> TASK STATEMENT
Write out each entry word for word.
*** Opening of INPUT ***
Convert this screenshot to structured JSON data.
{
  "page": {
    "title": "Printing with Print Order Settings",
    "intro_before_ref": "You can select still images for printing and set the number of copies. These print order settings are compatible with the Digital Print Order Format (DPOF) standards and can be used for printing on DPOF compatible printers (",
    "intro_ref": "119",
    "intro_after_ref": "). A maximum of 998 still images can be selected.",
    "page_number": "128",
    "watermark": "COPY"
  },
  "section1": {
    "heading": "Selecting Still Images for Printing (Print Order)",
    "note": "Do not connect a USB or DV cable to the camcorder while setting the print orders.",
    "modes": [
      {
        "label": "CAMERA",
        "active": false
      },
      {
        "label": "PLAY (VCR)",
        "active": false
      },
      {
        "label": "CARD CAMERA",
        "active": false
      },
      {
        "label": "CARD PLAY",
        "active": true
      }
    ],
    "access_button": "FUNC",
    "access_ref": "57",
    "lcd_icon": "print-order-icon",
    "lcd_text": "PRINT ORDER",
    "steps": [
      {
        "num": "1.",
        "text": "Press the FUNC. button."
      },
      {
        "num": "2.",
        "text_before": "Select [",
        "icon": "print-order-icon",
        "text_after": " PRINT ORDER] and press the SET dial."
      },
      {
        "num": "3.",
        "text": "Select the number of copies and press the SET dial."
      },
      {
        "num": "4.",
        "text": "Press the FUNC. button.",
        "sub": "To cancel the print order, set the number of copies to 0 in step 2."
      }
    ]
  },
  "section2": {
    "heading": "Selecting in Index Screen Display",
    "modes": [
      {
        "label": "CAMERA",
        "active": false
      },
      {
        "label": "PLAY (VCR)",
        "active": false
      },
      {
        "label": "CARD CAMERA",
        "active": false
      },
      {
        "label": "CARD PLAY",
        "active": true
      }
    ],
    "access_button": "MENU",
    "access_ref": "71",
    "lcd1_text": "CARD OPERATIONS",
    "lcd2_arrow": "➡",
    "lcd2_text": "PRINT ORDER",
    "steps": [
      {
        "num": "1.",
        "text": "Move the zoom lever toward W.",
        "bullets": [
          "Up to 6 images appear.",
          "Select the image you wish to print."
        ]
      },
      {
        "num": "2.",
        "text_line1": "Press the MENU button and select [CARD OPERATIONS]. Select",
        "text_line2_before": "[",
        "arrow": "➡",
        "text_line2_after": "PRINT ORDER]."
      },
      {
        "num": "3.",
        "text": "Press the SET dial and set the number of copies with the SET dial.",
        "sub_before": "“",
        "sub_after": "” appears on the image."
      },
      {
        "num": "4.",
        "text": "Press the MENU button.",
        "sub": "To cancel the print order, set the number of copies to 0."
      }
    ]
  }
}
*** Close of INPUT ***
> TASK OUTPUT
Convert this screenshot to structured JSON data.
{
  "page": {
    "title": "Printing with Print Order Settings",
    "intro_before_ref": "You can select still images for printing and set the number of copies. These print order settings are compatible with the Digital Print Order Format (DPOF) standards and can be used for printing on DPOF compatible printers (",
    "intro_ref": "119",
    "intro_after_ref": "). A maximum of 998 still images can be selected.",
    "page_number": "128",
    "watermark": "COPY"
  },
  "section1": {
    "heading": "Selecting Still Images for Printing (Print Order)",
    "note": "Do not connect a USB or DV cable to the camcorder while setting the print orders.",
    "modes": [
      {
        "label": "CAMERA",
        "active": false
      },
      {
        "label": "PLAY (VCR)",
        "active": false
      },
      {
        "label": "CARD CAMERA",
        "active": false
      },
      {
        "label": "CARD PLAY",
        "active": true
      }
    ],
    "access_button": "FUNC",
    "access_ref": "57",
    "lcd_icon": "print-order-icon",
    "lcd_text": "PRINT ORDER",
    "steps": [
      {
        "num": "1.",
        "text": "Press the FUNC. button."
      },
      {
        "num": "2.",
        "text_before": "Select [",
        "icon": "print-order-icon",
        "text_after": " PRINT ORDER] and press the SET dial."
      },
      {
        "num": "3.",
        "text": "Select the number of copies and press the SET dial."
      },
      {
        "num": "4.",
        "text": "Press the FUNC. button.",
        "sub": "To cancel the print order, set the number of copies to 0 in step 2."
      }
    ]
  },
  "section2": {
    "heading": "Selecting in Index Screen Display",
    "modes": [
      {
        "label": "CAMERA",
        "active": false
      },
      {
        "label": "PLAY (VCR)",
        "active": false
      },
      {
        "label": "CARD CAMERA",
        "active": false
      },
      {
        "label": "CARD PLAY",
        "active": true
      }
    ],
    "access_button": "MENU",
    "access_ref": "71",
    "lcd1_text": "CARD OPERATIONS",
    "lcd2_arrow": "➡",
    "lcd2_text": "PRINT ORDER",
    "steps": [
      {
        "num": "1.",
        "text": "Move the zoom lever toward W.",
        "bullets": [
          "Up to 6 images appear.",
          "Select the image you wish to print."
        ]
      },
      {
        "num": "2.",
        "text_line1": "Press the MENU button and select [CARD OPERATIONS]. Select",
        "text_line2_before": "[",
        "arrow": "➡",
        "text_line2_after": "PRINT ORDER]."
      },
      {
        "num": "3.",
        "text": "Press the SET dial and set the number of copies with the SET dial.",
        "sub_before": "“",
        "sub_after": "” appears on the image."
      },
      {
        "num": "4.",
        "text": "Press the MENU button.",
        "sub": "To cancel the print order, set the number of copies to 0."
      }
    ]
  }
}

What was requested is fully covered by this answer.